But the current system is rather inefficient. “Tag management has been a mess for a long, long time,” said Adrian Tompsett, vice president of business development for DataXu, an online marketing and analytics company (and BrightTag partner) that recently helped Ford test ad campaigns that display relevant online ads based on variables like the make of car the potential buyer was researching and how close they were to purchasing it.
BrightTag founder Marc Kiven, leaning on 15 years of experience working for digital marketing companies such as Avenue A | Razorfish, says he began building BrightTag in the summer of 2009 after hearing continual tag-related complaints from his digital marketing colleagues. His company’s solution is a cloud-based system where a website can simply put a single piece of code on their site (rather than dozens of tags), allowing the site to send a master set of data back to BrightTag, where it’s cleaned up and “normalized” before being sent to approved third-party marketing and analytics partners.

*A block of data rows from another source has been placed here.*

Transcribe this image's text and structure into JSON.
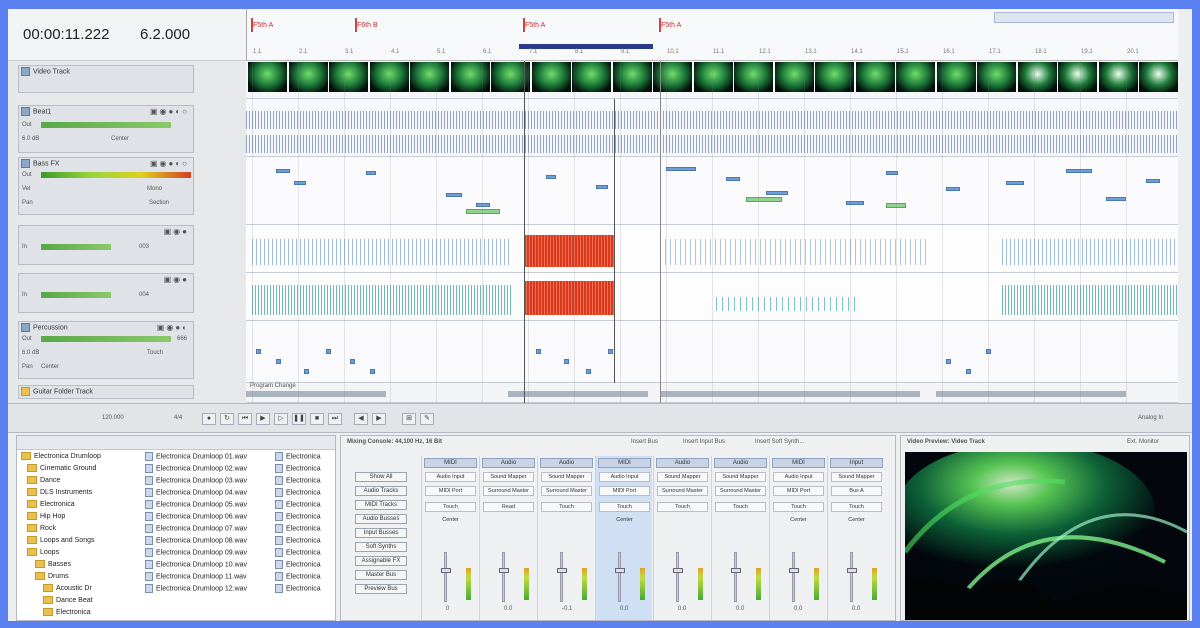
{
  "header": {
    "time": "00:00:11.222",
    "tempo": "6.2.000"
  },
  "ruler": {
    "markers": [
      "F5th A",
      "F6th B",
      "F5th A",
      "F5th A"
    ],
    "ticks": [
      "1.1",
      "2.1",
      "3.1",
      "4.1",
      "5.1",
      "6.1",
      "7.1",
      "8.1",
      "9.1",
      "10.1",
      "11.1",
      "12.1",
      "13.1",
      "14.1",
      "15.1",
      "16.1",
      "17.1",
      "18.1",
      "19.1",
      "20.1"
    ]
  },
  "tracks": {
    "video": {
      "name": "Video Track"
    },
    "beat": {
      "name": "Beat1",
      "out": "Out",
      "vol": "6.0 dB",
      "pan": "Center"
    },
    "bass": {
      "name": "Bass FX",
      "out": "Out",
      "vol": "Vel",
      "pan": "Pan",
      "fx": "Mono",
      "sec": "Section"
    },
    "t3": {
      "in": "In",
      "out": "003"
    },
    "t4": {
      "in": "In",
      "out": "004"
    },
    "perc": {
      "name": "Percussion",
      "out": "Out",
      "vol": "6.0 dB",
      "pan": "Pan",
      "center": "Center",
      "touch": "Touch",
      "num": "666"
    },
    "guitar": {
      "name": "Guitar Folder Track"
    }
  },
  "timeline": {
    "program_change": "Program Change"
  },
  "transport": {
    "tempo": "120.000",
    "meter": "4/4",
    "analog": "Analog In"
  },
  "explorer": {
    "folders": [
      "Electronica Drumloop",
      "Cinematic Ground",
      "Dance",
      "DLS Instruments",
      "Electronica",
      "Hip Hop",
      "Rock",
      "Loops and Songs",
      "Loops",
      "Basses",
      "Drums",
      "Acoustic Dr",
      "Dance Beat",
      "Electronica"
    ],
    "files": [
      "Electronica Drumloop 01.wav",
      "Electronica Drumloop 02.wav",
      "Electronica Drumloop 03.wav",
      "Electronica Drumloop 04.wav",
      "Electronica Drumloop 05.wav",
      "Electronica Drumloop 06.wav",
      "Electronica Drumloop 07.wav",
      "Electronica Drumloop 08.wav",
      "Electronica Drumloop 09.wav",
      "Electronica Drumloop 10.wav",
      "Electronica Drumloop 11.wav",
      "Electronica Drumloop 12.wav"
    ],
    "files2": [
      "Electronica",
      "Electronica",
      "Electronica",
      "Electronica",
      "Electronica",
      "Electronica",
      "Electronica",
      "Electronica",
      "Electronica",
      "Electronica",
      "Electronica",
      "Electronica"
    ]
  },
  "mixer": {
    "title": "Mixing Console: 44,100 Hz, 16 Bit",
    "toolbar": {
      "insert_bus": "Insert Bus",
      "insert_input_bus": "Insert Input Bus",
      "insert_soft_synth": "Insert Soft Synth..."
    },
    "left_buttons": [
      "Show All",
      "Audio Tracks",
      "MIDI Tracks",
      "Audio Busses",
      "Input Busses",
      "Soft Synths",
      "Assignable FX",
      "Master Bus",
      "Preview Bus"
    ],
    "strips": [
      {
        "type": "MIDI",
        "a": "Audio Input",
        "b": "MIDI Port",
        "auto": "Touch",
        "pan": "Center",
        "val": "0"
      },
      {
        "type": "Audio",
        "a": "Sound Mapper",
        "b": "Surround Master",
        "auto": "Read",
        "pan": "",
        "val": "0.0"
      },
      {
        "type": "Audio",
        "a": "Sound Mapper",
        "b": "Surround Master",
        "auto": "Touch",
        "pan": "",
        "val": "-0.1"
      },
      {
        "type": "MIDI",
        "a": "Audio Input",
        "b": "MIDI Port",
        "auto": "Touch",
        "pan": "Center",
        "val": "0.0"
      },
      {
        "type": "Audio",
        "a": "Sound Mapper",
        "b": "Surround Master",
        "auto": "Touch",
        "pan": "",
        "val": "0.0"
      },
      {
        "type": "Audio",
        "a": "Sound Mapper",
        "b": "Surround Master",
        "auto": "Touch",
        "pan": "",
        "val": "0.0"
      },
      {
        "type": "MIDI",
        "a": "Audio Input",
        "b": "MIDI Port",
        "auto": "Touch",
        "pan": "Center",
        "val": "0.0"
      },
      {
        "type": "Input",
        "a": "Sound Mapper",
        "b": "Bus A",
        "auto": "Touch",
        "pan": "Center",
        "val": "0.0"
      }
    ]
  },
  "preview": {
    "title": "Video Preview: Video Track",
    "ext": "Ext. Monitor"
  }
}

Without having to process dozens of tags on dozens of pages, companies such as BrightTag client Orbitz can change their marketing strategies (for instance, which ads appear on which pages before which potential customer) much faster, as well as easily adopt new privacy standards (by giving web visitors a choice on whether or not their data is shared with third parties, say) without having to make individual changes on dozens of third-party tags. “If the website owner can’t control the data being collected on their site, it’s hard to ask them to turn around and address the consumer privacy issues,” Sands says.
Investors have taken note: BrightTag has raised some $23 million in capital and landed heavyweight clients, including JetBlue, Banana Republic, Crate & Barrel, and Barack Obama (his campaign website employs BrightTag technology). Rahm Emanuel even swung through the startup’s River North offices when he was running for mayor and looking for ideas to give local tech a boost.
Last November, BrightTag announced a new one-click privacy button that websites could place on their sites that would let a visitor opt out of being tracked on the site by third-party data sleuths. While the feature has been adopted by some of the company’s European clients, it hasn’t gained traction in the United States, where laxer privacy standards still prevail.
Yet the debate around U.S. standards is approaching the boiling point this year. In February the White House called for a comprehensive “privacy bill of rights,” followed by the FTC’s long-awaited March report in which the agency called for the industry to adopt a “Do Not Track” option in browsers by year’s end. While the online data industry has signaled some support for a Do Not Track browser button, it remains unclear what that would actually mean–no tracking period, or no third-party tracking, or just no targeted ads? Just how many tracking loopholes and exceptions will the adopted standard have? It’s not hard to find pushback on data restrictions from online marketers: Microsoft recently infuriated the ad industry when it announced its Internet Explorer 10 would have “Do Not Track” as the browser’s default setting.
But even if stricter online privacy standards are ultimately adopted and enforced, BrightTag says its business model can easily adapt, as it already has in catering to both U.S. and European markets. Barring the unlikely curtailment of the data-fed online marketing and analytics industry, the fast-growing startup will keep helping corporate clients drill, refine, and ship vast reservoirs of data. “We’re not hiding,” says Sands. “We are out of the box already ready for whatever protocols come down the pipe.”